We are now, I fear, in the early stages of a third depression.
It will probably look more like the Long Depression than the much more severe Great Depression.
But the cost -- to the world economy and, above all, to the millions of lives blighted by the absence of jobs -- will nonetheless be immense.
The Economist's Washington correspondent:
I thought I was unlucky graduating into the tech bust.
I had no idea.
This current generation is pretty much fucked.
The conventional wisdom among the elite is still that the current slump "cannot be as bad as the Great Depression."
This view is wrong.
If you think that things couldn't get any worse, wait till the 2020s.
The battle over bailouts in Europe is only a sideshow compared with the great social conflict that lies ahead all over the world in the next 20 years.
Man, what a great time to be alive!
Much of the land will be given back to nature.
People will enjoy living near a forest or meadow.
Cutting production means layoffs which will reduce consumption which will reduce orders which means that production will need to be cut which will require more layoffs which will reduce consumption which will reduce orders which means that production will need to be cut which will require more layoffs which will reduce consumption which will reduce orders which means that production will need to be cut which will require more layoffs ...
It's becoming traditional at this point to argue that perhaps the financial crisis will be good for us, because it will cause people to rediscover other sources of value.
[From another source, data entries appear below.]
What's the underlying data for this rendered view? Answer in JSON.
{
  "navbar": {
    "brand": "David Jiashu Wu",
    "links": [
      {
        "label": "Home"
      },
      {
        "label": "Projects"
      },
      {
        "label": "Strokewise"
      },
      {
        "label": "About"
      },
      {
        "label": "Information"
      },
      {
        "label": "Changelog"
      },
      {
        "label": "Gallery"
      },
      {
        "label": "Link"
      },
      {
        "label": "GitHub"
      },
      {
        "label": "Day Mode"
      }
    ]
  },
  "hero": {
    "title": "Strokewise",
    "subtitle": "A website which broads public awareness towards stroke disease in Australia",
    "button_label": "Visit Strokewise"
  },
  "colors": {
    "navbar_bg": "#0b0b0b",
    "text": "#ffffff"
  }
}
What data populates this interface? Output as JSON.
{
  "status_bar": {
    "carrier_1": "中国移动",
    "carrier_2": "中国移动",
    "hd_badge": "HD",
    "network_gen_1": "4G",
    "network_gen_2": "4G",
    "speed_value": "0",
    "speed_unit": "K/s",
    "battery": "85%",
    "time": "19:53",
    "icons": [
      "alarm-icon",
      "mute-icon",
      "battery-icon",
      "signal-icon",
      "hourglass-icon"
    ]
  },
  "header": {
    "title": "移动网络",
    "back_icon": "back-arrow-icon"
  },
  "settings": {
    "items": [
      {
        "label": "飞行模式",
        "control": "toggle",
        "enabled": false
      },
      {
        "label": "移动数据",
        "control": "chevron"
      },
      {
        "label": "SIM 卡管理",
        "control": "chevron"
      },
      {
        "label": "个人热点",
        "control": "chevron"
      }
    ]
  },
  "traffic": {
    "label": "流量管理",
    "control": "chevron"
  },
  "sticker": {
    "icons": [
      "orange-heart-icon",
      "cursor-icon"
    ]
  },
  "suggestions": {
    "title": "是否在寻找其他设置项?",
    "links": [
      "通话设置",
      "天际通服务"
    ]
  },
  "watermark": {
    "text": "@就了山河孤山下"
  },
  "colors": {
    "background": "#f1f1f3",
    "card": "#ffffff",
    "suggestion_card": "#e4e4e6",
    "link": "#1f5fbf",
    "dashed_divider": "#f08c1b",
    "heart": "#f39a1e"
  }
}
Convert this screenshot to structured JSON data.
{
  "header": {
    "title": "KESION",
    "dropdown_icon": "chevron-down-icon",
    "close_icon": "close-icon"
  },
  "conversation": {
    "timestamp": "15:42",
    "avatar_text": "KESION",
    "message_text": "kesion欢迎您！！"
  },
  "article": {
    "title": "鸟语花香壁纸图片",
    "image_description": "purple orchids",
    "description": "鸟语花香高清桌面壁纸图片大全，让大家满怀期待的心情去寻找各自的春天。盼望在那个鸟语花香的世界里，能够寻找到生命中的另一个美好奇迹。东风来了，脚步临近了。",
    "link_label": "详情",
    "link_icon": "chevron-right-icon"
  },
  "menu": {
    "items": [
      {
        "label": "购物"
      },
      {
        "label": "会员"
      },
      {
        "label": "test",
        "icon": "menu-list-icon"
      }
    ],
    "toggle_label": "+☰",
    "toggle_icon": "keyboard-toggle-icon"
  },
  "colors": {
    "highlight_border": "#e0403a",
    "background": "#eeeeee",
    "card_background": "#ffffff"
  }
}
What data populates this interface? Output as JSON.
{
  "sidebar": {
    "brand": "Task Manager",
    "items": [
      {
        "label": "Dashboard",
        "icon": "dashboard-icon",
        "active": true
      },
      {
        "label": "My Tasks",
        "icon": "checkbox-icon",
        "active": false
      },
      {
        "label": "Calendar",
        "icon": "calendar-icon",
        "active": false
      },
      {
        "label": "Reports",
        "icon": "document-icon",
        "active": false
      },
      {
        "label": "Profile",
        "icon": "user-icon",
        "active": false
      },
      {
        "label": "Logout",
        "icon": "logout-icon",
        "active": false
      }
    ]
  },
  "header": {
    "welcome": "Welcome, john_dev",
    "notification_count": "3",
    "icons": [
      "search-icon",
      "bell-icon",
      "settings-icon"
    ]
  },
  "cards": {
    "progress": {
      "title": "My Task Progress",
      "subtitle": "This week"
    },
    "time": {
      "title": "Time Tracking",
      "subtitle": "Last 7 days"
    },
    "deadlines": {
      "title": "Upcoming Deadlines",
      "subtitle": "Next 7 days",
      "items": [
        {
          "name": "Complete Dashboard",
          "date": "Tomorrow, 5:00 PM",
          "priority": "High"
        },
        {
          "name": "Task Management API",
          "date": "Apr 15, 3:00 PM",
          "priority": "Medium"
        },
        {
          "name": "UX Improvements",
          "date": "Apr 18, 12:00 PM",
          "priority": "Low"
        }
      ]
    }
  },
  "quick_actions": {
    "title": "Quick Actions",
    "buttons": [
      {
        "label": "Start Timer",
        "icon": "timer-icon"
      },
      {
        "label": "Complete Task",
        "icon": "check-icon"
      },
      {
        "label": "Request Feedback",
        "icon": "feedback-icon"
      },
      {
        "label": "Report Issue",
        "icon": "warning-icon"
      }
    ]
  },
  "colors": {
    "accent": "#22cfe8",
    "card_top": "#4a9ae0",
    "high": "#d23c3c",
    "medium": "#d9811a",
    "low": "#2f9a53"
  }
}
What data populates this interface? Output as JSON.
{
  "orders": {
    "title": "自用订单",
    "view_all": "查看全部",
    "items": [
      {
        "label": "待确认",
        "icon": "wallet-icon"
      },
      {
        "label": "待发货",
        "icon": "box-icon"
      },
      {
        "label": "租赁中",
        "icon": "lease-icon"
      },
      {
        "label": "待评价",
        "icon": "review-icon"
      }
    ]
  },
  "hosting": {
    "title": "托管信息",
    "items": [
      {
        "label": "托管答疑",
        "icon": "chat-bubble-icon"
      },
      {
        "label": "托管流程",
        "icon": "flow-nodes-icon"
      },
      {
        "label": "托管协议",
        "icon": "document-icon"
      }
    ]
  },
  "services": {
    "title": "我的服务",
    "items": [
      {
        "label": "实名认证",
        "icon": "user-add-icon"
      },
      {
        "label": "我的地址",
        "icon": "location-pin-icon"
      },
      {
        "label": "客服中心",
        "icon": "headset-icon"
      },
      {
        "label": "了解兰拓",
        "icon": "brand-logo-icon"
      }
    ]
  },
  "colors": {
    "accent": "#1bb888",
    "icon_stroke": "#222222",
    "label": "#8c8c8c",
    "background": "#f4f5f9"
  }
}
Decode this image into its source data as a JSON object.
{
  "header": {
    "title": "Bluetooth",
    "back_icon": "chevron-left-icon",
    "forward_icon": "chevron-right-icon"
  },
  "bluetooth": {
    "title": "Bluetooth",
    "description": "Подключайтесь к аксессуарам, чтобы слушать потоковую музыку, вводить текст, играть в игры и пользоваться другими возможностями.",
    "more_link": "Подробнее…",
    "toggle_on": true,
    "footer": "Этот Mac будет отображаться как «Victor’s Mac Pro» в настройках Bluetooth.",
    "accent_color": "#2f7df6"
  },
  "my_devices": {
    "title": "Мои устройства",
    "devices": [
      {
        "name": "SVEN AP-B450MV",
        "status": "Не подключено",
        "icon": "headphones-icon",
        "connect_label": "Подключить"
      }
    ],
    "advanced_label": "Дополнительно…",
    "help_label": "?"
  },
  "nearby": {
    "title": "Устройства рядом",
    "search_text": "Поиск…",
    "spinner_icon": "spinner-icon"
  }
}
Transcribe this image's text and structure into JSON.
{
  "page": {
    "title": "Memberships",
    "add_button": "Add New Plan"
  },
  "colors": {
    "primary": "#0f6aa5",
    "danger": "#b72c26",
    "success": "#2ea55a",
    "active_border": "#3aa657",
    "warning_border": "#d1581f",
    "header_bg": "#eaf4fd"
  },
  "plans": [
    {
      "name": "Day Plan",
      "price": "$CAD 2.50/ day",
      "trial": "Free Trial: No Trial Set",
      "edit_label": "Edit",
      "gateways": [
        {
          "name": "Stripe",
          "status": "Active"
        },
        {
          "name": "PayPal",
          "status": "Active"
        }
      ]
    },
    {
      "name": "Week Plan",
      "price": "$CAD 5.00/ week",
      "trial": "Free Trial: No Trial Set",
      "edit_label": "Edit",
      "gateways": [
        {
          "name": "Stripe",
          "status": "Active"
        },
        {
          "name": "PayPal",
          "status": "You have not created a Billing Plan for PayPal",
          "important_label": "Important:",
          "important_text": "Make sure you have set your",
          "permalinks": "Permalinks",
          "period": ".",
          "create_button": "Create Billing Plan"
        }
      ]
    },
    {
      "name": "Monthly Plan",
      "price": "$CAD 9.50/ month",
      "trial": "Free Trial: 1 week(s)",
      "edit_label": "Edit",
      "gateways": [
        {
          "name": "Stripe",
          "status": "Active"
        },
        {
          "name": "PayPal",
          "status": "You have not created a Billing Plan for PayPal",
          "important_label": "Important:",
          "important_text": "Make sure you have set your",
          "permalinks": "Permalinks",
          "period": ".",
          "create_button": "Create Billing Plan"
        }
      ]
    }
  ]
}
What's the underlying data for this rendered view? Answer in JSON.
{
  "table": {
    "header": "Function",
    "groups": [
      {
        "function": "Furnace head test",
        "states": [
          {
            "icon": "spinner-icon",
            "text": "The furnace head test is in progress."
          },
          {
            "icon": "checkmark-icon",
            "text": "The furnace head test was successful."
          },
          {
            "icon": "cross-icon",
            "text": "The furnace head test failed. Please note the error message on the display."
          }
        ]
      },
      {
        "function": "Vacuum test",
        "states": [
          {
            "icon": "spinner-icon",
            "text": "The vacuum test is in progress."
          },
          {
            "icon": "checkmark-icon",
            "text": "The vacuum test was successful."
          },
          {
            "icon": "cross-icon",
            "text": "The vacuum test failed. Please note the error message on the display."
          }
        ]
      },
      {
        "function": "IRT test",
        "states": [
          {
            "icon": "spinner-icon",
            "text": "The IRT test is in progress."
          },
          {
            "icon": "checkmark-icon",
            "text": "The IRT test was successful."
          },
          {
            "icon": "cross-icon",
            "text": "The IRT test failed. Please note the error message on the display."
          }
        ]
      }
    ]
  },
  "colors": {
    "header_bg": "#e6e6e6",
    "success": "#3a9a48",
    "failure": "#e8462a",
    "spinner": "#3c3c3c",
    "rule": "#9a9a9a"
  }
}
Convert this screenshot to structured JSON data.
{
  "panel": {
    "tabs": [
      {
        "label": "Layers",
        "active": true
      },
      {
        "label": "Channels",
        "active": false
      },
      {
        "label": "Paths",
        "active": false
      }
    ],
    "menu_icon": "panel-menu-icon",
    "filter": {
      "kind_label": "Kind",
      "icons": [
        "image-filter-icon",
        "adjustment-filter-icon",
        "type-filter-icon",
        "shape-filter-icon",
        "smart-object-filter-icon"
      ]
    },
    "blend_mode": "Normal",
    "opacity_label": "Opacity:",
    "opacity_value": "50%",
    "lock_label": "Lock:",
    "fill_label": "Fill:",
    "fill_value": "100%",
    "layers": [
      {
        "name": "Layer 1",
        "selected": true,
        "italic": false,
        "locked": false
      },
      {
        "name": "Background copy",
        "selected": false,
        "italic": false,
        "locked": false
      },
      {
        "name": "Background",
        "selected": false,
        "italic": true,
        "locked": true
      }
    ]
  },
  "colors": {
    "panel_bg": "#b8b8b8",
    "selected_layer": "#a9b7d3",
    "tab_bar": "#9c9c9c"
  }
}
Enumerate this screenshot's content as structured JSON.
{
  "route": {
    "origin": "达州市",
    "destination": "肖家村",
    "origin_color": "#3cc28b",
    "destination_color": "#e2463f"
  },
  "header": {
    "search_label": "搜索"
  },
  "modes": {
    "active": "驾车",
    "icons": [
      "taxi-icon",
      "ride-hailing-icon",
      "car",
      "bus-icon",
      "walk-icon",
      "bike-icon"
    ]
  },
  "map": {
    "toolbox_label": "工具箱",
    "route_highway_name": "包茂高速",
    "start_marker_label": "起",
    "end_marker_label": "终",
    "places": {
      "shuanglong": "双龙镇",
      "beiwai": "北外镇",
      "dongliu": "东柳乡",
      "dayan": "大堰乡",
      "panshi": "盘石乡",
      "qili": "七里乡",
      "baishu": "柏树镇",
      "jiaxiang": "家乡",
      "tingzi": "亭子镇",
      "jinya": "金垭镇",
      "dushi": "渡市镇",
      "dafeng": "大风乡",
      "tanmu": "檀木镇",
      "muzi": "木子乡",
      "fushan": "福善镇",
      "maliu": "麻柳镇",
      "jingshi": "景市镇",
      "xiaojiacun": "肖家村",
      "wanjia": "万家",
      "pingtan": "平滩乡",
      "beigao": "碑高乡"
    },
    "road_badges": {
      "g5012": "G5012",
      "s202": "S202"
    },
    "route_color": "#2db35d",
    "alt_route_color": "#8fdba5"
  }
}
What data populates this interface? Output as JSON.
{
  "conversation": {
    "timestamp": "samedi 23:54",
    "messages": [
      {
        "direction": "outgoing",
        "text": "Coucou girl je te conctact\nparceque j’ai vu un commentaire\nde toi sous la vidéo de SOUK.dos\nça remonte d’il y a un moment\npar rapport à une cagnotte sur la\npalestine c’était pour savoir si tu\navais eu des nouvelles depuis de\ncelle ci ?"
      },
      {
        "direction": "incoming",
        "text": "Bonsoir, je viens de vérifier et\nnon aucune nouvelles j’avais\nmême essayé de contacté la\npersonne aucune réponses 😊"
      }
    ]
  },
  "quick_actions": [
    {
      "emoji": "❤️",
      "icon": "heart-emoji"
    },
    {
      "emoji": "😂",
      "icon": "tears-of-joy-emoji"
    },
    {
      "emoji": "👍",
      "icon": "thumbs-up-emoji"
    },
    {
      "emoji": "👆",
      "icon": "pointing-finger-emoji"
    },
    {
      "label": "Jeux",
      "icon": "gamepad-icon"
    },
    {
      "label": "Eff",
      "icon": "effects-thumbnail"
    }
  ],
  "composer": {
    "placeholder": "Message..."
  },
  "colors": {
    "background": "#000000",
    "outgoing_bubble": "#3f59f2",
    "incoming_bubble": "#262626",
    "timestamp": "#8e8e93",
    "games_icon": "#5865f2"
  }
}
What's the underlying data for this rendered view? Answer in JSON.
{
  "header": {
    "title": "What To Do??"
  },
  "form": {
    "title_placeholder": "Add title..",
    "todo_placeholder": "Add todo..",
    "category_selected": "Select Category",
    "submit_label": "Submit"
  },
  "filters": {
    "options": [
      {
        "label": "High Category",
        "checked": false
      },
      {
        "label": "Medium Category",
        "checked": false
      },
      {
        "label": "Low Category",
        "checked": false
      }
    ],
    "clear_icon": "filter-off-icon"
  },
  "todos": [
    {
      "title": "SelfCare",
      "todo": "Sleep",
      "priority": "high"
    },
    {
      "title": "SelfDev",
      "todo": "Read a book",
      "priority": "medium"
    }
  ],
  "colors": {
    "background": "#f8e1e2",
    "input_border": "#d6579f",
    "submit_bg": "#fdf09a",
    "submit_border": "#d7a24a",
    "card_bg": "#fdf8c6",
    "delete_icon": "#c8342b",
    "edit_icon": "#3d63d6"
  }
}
I suspect this is wishful thinking, or thinking about something which is quite a long way away, because it doesn't consider just how angry people are going to get when they realize the extent of the costs we are going to carry for the next few decades.
We're all losers now. There's no pleasure to it.
After nearly four months of frank, honest, and open dialogue about the failing economy, a weary US populace announced this week that it is once again ready to be lied to about the current state of the financial system.
The Third Depression